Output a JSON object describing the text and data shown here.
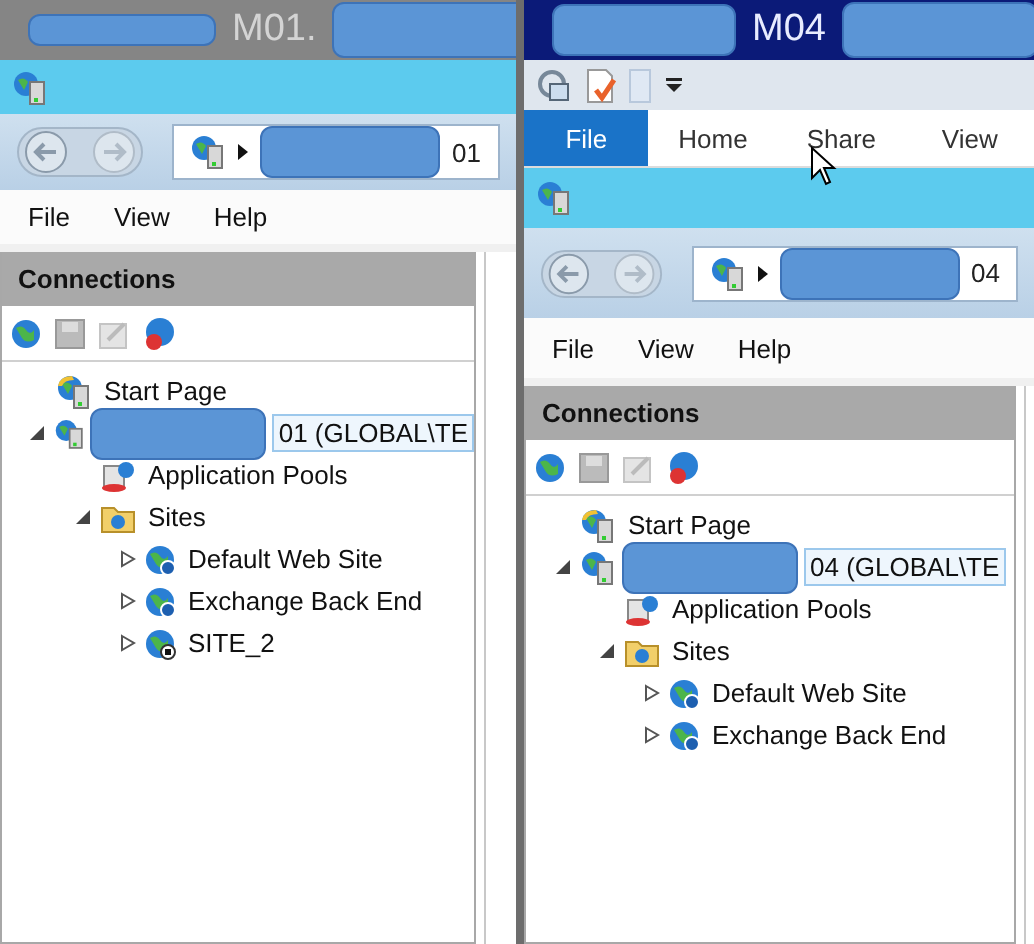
{
  "windows": [
    {
      "title": "M01.",
      "active": false,
      "address": "01",
      "menu": [
        "File",
        "View",
        "Help"
      ],
      "panel_title": "Connections",
      "tree": [
        {
          "label": "Start Page",
          "kind": "start",
          "selected": false
        },
        {
          "label": "01 (GLOBAL\\TE",
          "kind": "server",
          "selected": true,
          "expanded": true,
          "children": [
            {
              "label": "Application Pools",
              "kind": "pools",
              "selected": false
            },
            {
              "label": "Sites",
              "kind": "sites",
              "selected": false,
              "expanded": true,
              "children": [
                {
                  "label": "Default Web Site",
                  "kind": "site",
                  "selected": false,
                  "expanded": false
                },
                {
                  "label": "Exchange Back End",
                  "kind": "site",
                  "selected": false,
                  "expanded": false
                },
                {
                  "label": "SITE_2",
                  "kind": "site-stopped",
                  "selected": false,
                  "expanded": false
                }
              ]
            }
          ]
        }
      ]
    },
    {
      "title": "M04",
      "active": true,
      "ribbon_tabs": [
        {
          "label": "File",
          "selected": true
        },
        {
          "label": "Home",
          "selected": false
        },
        {
          "label": "Share",
          "selected": false
        },
        {
          "label": "View",
          "selected": false
        }
      ],
      "address": "04",
      "menu": [
        "File",
        "View",
        "Help"
      ],
      "panel_title": "Connections",
      "tree": [
        {
          "label": "Start Page",
          "kind": "start",
          "selected": false
        },
        {
          "label": "04 (GLOBAL\\TE",
          "kind": "server",
          "selected": true,
          "expanded": true,
          "children": [
            {
              "label": "Application Pools",
              "kind": "pools",
              "selected": false
            },
            {
              "label": "Sites",
              "kind": "sites",
              "selected": false,
              "expanded": true,
              "children": [
                {
                  "label": "Default Web Site",
                  "kind": "site",
                  "selected": false,
                  "expanded": false
                },
                {
                  "label": "Exchange Back End",
                  "kind": "site",
                  "selected": false,
                  "expanded": false
                }
              ]
            }
          ]
        }
      ]
    }
  ]
}
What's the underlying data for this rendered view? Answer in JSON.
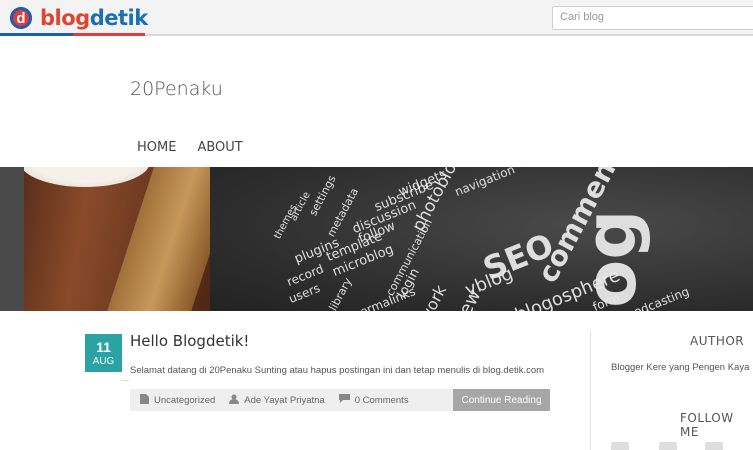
{
  "topbar": {
    "logo_letter": "d",
    "logo_part1": "blog",
    "logo_part2": "detik",
    "search_placeholder": "Cari blog",
    "stripe_colors": [
      "#1b5fb0",
      "#e23b3b"
    ]
  },
  "site": {
    "title": "20Penaku",
    "nav": [
      "HOME",
      "ABOUT"
    ]
  },
  "banner": {
    "words": [
      "themes",
      "article",
      "settings",
      "metadata",
      "subscribe",
      "discussion",
      "follow",
      "template",
      "widgets",
      "photoblog",
      "navigation",
      "SEO",
      "comments",
      "vblog",
      "blog",
      "plugins",
      "record",
      "users",
      "microblog",
      "library",
      "permalinks",
      "communication",
      "login",
      "work",
      "new",
      "blogosphere",
      "form",
      "podcasting"
    ]
  },
  "post": {
    "day": "11",
    "month": "AUG",
    "title": "Hello Blogdetik!",
    "excerpt": "Selamat datang di 20Penaku Sunting atau hapus postingan ini dan tetap menulis di blog.detik.com",
    "category": "Uncategorized",
    "author": "Ade Yayat Priyatna",
    "comments": "0 Comments",
    "continue_label": "Continue Reading"
  },
  "sidebar": {
    "author_heading": "AUTHOR",
    "author_bio": "Blogger Kere yang Pengen Kaya",
    "follow_heading": "FOLLOW ME"
  },
  "colors": {
    "accent": "#2ba3a5",
    "button": "#a6a6a6",
    "meta_bg": "#efefef"
  },
  "icons": [
    "folder-icon",
    "user-icon",
    "comment-icon"
  ]
}
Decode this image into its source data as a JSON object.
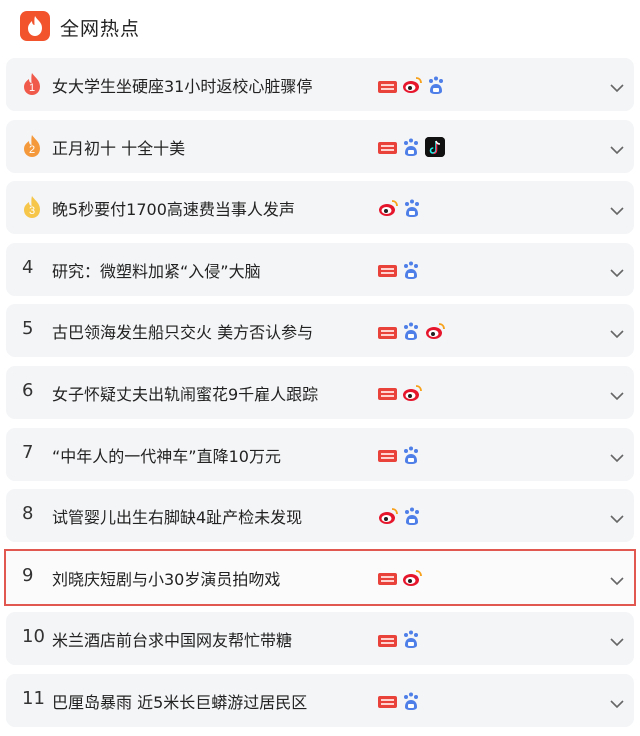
{
  "header": {
    "title": "全网热点",
    "logo_icon": "flame-logo-icon",
    "logo_color": "#f2532d"
  },
  "colors": {
    "rank1": "#f05a4b",
    "rank2": "#f59a3c",
    "rank3": "#f6c64a",
    "highlight_border": "#e0584f"
  },
  "items": [
    {
      "rank": "1",
      "title": "女大学生坐硬座31小时返校心脏骤停",
      "sources": [
        "toutiao",
        "weibo",
        "baidu"
      ]
    },
    {
      "rank": "2",
      "title": "正月初十 十全十美",
      "sources": [
        "toutiao",
        "baidu",
        "douyin"
      ]
    },
    {
      "rank": "3",
      "title": "晚5秒要付1700高速费当事人发声",
      "sources": [
        "weibo",
        "baidu"
      ]
    },
    {
      "rank": "4",
      "title": "研究：微塑料加紧“入侵”大脑",
      "sources": [
        "toutiao",
        "baidu"
      ]
    },
    {
      "rank": "5",
      "title": "古巴领海发生船只交火 美方否认参与",
      "sources": [
        "toutiao",
        "baidu",
        "weibo"
      ]
    },
    {
      "rank": "6",
      "title": "女子怀疑丈夫出轨闹蜜花9千雇人跟踪",
      "sources": [
        "toutiao",
        "weibo"
      ]
    },
    {
      "rank": "7",
      "title": "“中年人的一代神车”直降10万元",
      "sources": [
        "toutiao",
        "baidu"
      ]
    },
    {
      "rank": "8",
      "title": "试管婴儿出生右脚缺4趾产检未发现",
      "sources": [
        "weibo",
        "baidu"
      ]
    },
    {
      "rank": "9",
      "title": "刘晓庆短剧与小30岁演员拍吻戏",
      "sources": [
        "toutiao",
        "weibo"
      ],
      "highlighted": true
    },
    {
      "rank": "10",
      "title": "米兰酒店前台求中国网友帮忙带糖",
      "sources": [
        "toutiao",
        "baidu"
      ]
    },
    {
      "rank": "11",
      "title": "巴厘岛暴雨 近5米长巨蟒游过居民区",
      "sources": [
        "toutiao",
        "baidu"
      ]
    }
  ]
}
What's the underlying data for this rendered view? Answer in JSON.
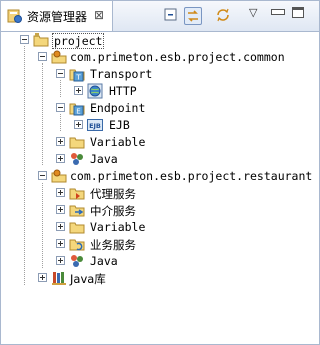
{
  "tab": {
    "title": "资源管理器",
    "close": "⊠",
    "icon": "explorer-icon"
  },
  "toolbar": {
    "collapse": "collapse-all-icon",
    "link": "link-with-editor-icon",
    "sync": "sync-icon",
    "menu": "▽",
    "minimize": "▭",
    "maximize": "□"
  },
  "tree": {
    "project": "project",
    "common": "com.primeton.esb.project.common",
    "transport": "Transport",
    "http": "HTTP",
    "endpoint": "Endpoint",
    "ejb": "EJB",
    "variable1": "Variable",
    "java1": "Java",
    "restaurant": "com.primeton.esb.project.restaurant",
    "proxy": "代理服务",
    "mediation": "中介服务",
    "variable2": "Variable",
    "business": "业务服务",
    "java2": "Java",
    "javalib": "Java库"
  }
}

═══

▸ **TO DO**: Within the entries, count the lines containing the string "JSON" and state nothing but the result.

▸ **ANSWER AREA**: 4